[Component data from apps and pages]
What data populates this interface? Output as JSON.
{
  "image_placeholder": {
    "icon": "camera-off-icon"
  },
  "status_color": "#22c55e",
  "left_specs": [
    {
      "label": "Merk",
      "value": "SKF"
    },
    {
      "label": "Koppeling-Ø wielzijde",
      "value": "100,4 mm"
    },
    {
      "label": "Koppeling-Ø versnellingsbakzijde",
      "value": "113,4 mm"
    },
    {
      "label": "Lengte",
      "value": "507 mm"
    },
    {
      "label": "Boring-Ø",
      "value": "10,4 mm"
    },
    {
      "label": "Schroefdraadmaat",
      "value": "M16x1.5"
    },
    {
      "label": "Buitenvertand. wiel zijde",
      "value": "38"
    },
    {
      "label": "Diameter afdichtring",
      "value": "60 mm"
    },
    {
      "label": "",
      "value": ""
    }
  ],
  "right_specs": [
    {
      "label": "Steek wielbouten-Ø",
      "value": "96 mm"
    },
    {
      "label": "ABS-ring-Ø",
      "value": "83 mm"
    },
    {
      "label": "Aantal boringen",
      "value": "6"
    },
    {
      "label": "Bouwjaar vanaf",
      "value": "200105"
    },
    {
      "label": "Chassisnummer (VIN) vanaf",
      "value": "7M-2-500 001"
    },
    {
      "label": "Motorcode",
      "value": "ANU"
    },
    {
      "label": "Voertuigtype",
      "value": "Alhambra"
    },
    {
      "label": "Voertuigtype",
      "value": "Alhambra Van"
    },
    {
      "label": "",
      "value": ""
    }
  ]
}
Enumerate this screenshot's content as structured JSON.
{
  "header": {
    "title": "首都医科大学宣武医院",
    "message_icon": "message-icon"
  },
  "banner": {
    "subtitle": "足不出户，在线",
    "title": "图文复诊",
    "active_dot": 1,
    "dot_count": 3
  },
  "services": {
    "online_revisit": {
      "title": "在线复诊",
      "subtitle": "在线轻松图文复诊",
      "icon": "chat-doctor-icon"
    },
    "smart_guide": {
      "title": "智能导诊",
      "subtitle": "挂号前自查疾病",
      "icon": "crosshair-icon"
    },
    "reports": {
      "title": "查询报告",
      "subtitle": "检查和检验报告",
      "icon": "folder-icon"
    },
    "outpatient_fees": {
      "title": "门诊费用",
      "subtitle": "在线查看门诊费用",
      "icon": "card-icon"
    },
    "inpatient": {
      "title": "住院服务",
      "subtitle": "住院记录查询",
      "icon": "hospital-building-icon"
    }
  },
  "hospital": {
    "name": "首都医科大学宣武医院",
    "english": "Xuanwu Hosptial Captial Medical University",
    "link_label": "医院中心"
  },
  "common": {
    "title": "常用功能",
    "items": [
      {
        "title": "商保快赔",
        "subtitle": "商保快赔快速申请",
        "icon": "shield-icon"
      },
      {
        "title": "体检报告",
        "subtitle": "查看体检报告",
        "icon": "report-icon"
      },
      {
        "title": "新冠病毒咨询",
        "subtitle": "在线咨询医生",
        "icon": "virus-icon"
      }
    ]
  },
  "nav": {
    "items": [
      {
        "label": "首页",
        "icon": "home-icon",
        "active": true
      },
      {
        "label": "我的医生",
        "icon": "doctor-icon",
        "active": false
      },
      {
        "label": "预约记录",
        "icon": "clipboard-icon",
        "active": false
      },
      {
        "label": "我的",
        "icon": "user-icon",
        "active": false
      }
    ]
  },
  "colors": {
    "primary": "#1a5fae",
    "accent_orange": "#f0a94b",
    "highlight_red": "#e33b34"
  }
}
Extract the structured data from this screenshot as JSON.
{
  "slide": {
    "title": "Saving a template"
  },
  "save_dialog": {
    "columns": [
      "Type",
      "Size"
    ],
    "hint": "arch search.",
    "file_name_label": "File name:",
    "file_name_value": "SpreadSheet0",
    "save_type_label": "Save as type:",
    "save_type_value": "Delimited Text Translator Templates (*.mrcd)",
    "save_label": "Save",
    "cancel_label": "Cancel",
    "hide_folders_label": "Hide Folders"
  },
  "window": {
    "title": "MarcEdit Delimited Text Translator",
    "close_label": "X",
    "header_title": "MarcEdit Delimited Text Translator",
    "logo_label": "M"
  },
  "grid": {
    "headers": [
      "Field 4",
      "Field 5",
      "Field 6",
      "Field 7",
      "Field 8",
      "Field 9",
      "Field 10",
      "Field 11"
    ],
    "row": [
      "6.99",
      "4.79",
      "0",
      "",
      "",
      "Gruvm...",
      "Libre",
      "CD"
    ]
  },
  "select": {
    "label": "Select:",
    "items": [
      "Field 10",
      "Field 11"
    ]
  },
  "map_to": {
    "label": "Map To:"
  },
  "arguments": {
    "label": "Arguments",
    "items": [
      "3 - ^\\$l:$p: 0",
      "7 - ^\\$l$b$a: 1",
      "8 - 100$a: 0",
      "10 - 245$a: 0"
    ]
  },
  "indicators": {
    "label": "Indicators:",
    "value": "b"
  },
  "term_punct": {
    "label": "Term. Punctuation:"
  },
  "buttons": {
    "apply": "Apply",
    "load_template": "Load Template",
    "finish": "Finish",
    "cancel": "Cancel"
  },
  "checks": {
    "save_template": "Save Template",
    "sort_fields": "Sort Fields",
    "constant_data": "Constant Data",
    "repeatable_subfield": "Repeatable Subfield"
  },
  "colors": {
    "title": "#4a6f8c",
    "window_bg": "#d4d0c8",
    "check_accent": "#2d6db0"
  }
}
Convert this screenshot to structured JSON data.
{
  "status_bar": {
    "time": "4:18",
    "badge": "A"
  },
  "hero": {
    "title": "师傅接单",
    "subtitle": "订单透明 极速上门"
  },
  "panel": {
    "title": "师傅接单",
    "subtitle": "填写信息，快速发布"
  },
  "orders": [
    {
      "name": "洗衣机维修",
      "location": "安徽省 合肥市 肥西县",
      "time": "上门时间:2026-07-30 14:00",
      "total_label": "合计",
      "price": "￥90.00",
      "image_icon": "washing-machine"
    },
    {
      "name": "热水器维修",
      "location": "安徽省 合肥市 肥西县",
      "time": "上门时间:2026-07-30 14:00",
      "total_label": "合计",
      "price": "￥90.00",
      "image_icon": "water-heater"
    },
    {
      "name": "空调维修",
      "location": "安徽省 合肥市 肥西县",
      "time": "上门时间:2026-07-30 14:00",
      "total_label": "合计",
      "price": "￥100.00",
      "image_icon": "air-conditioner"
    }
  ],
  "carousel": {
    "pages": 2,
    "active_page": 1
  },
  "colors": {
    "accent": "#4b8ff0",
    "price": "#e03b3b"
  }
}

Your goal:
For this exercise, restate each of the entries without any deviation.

Written solution:
What data populates this interface? Output as JSON.
{
  "image_placeholder": {
    "icon": "camera-off-icon"
  },
  "status_color": "#22c55e",
  "left_specs": [
    {
      "label": "Merk",
      "value": "SKF"
    },
    {
      "label": "Koppeling-Ø wielzijde",
      "value": "100,4 mm"
    },
    {
      "label": "Koppeling-Ø versnellingsbakzijde",
      "value": "113,4 mm"
    },
    {
      "label": "Lengte",
      "value": "507 mm"
    },
    {
      "label": "Boring-Ø",
      "value": "10,4 mm"
    },
    {
      "label": "Schroefdraadmaat",
      "value": "M16x1.5"
    },
    {
      "label": "Buitenvertand. wiel zijde",
      "value": "38"
    },
    {
      "label": "Diameter afdichtring",
      "value": "60 mm"
    },
    {
      "label": "",
      "value": ""
    }
  ],
  "right_specs": [
    {
      "label": "Steek wielbouten-Ø",
      "value": "96 mm"
    },
    {
      "label": "ABS-ring-Ø",
      "value": "83 mm"
    },
    {
      "label": "Aantal boringen",
      "value": "6"
    },
    {
      "label": "Bouwjaar vanaf",
      "value": "200105"
    },
    {
      "label": "Chassisnummer (VIN) vanaf",
      "value": "7M-2-500 001"
    },
    {
      "label": "Motorcode",
      "value": "ANU"
    },
    {
      "label": "Voertuigtype",
      "value": "Alhambra"
    },
    {
      "label": "Voertuigtype",
      "value": "Alhambra Van"
    },
    {
      "label": "",
      "value": ""
    }
  ]
}
Enumerate this screenshot's content as structured JSON.
{
  "header": {
    "title": "首都医科大学宣武医院",
    "message_icon": "message-icon"
  },
  "banner": {
    "subtitle": "足不出户，在线",
    "title": "图文复诊",
    "active_dot": 1,
    "dot_count": 3
  },
  "services": {
    "online_revisit": {
      "title": "在线复诊",
      "subtitle": "在线轻松图文复诊",
      "icon": "chat-doctor-icon"
    },
    "smart_guide": {
      "title": "智能导诊",
      "subtitle": "挂号前自查疾病",
      "icon": "crosshair-icon"
    },
    "reports": {
      "title": "查询报告",
      "subtitle": "检查和检验报告",
      "icon": "folder-icon"
    },
    "outpatient_fees": {
      "title": "门诊费用",
      "subtitle": "在线查看门诊费用",
      "icon": "card-icon"
    },
    "inpatient": {
      "title": "住院服务",
      "subtitle": "住院记录查询",
      "icon": "hospital-building-icon"
    }
  },
  "hospital": {
    "name": "首都医科大学宣武医院",
    "english": "Xuanwu Hosptial Captial Medical University",
    "link_label": "医院中心"
  },
  "common": {
    "title": "常用功能",
    "items": [
      {
        "title": "商保快赔",
        "subtitle": "商保快赔快速申请",
        "icon": "shield-icon"
      },
      {
        "title": "体检报告",
        "subtitle": "查看体检报告",
        "icon": "report-icon"
      },
      {
        "title": "新冠病毒咨询",
        "subtitle": "在线咨询医生",
        "icon": "virus-icon"
      }
    ]
  },
  "nav": {
    "items": [
      {
        "label": "首页",
        "icon": "home-icon",
        "active": true
      },
      {
        "label": "我的医生",
        "icon": "doctor-icon",
        "active": false
      },
      {
        "label": "预约记录",
        "icon": "clipboard-icon",
        "active": false
      },
      {
        "label": "我的",
        "icon": "user-icon",
        "active": false
      }
    ]
  },
  "colors": {
    "primary": "#1a5fae",
    "accent_orange": "#f0a94b",
    "highlight_red": "#e33b34"
  }
}
Extract the structured data from this screenshot as JSON.
{
  "slide": {
    "title": "Saving a template"
  },
  "save_dialog": {
    "columns": [
      "Type",
      "Size"
    ],
    "hint": "arch search.",
    "file_name_label": "File name:",
    "file_name_value": "SpreadSheet0",
    "save_type_label": "Save as type:",
    "save_type_value": "Delimited Text Translator Templates (*.mrcd)",
    "save_label": "Save",
    "cancel_label": "Cancel",
    "hide_folders_label": "Hide Folders"
  },
  "window": {
    "title": "MarcEdit Delimited Text Translator",
    "close_label": "X",
    "header_title": "MarcEdit Delimited Text Translator",
    "logo_label": "M"
  },
  "grid": {
    "headers": [
      "Field 4",
      "Field 5",
      "Field 6",
      "Field 7",
      "Field 8",
      "Field 9",
      "Field 10",
      "Field 11"
    ],
    "row": [
      "6.99",
      "4.79",
      "0",
      "",
      "",
      "Gruvm...",
      "Libre",
      "CD"
    ]
  },
  "select": {
    "label": "Select:",
    "items": [
      "Field 10",
      "Field 11"
    ]
  },
  "map_to": {
    "label": "Map To:"
  },
  "arguments": {
    "label": "Arguments",
    "items": [
      "3 - ^\\$l:$p: 0",
      "7 - ^\\$l$b$a: 1",
      "8 - 100$a: 0",
      "10 - 245$a: 0"
    ]
  },
  "indicators": {
    "label": "Indicators:",
    "value": "b"
  },
  "term_punct": {
    "label": "Term. Punctuation:"
  },
  "buttons": {
    "apply": "Apply",
    "load_template": "Load Template",
    "finish": "Finish",
    "cancel": "Cancel"
  },
  "checks": {
    "save_template": "Save Template",
    "sort_fields": "Sort Fields",
    "constant_data": "Constant Data",
    "repeatable_subfield": "Repeatable Subfield"
  },
  "colors": {
    "title": "#4a6f8c",
    "window_bg": "#d4d0c8",
    "check_accent": "#2d6db0"
  }
}
Convert this screenshot to structured JSON data.
{
  "status_bar": {
    "time": "4:18",
    "badge": "A"
  },
  "hero": {
    "title": "师傅接单",
    "subtitle": "订单透明 极速上门"
  },
  "panel": {
    "title": "师傅接单",
    "subtitle": "填写信息，快速发布"
  },
  "orders": [
    {
      "name": "洗衣机维修",
      "location": "安徽省 合肥市 肥西县",
      "time": "上门时间:2026-07-30 14:00",
      "total_label": "合计",
      "price": "￥90.00",
      "image_icon": "washing-machine"
    },
    {
      "name": "热水器维修",
      "location": "安徽省 合肥市 肥西县",
      "time": "上门时间:2026-07-30 14:00",
      "total_label": "合计",
      "price": "￥90.00",
      "image_icon": "water-heater"
    },
    {
      "name": "空调维修",
      "location": "安徽省 合肥市 肥西县",
      "time": "上门时间:2026-07-30 14:00",
      "total_label": "合计",
      "price": "￥100.00",
      "image_icon": "air-conditioner"
    }
  ],
  "carousel": {
    "pages": 2,
    "active_page": 1
  },
  "colors": {
    "accent": "#4b8ff0",
    "price": "#e03b3b"
  }
}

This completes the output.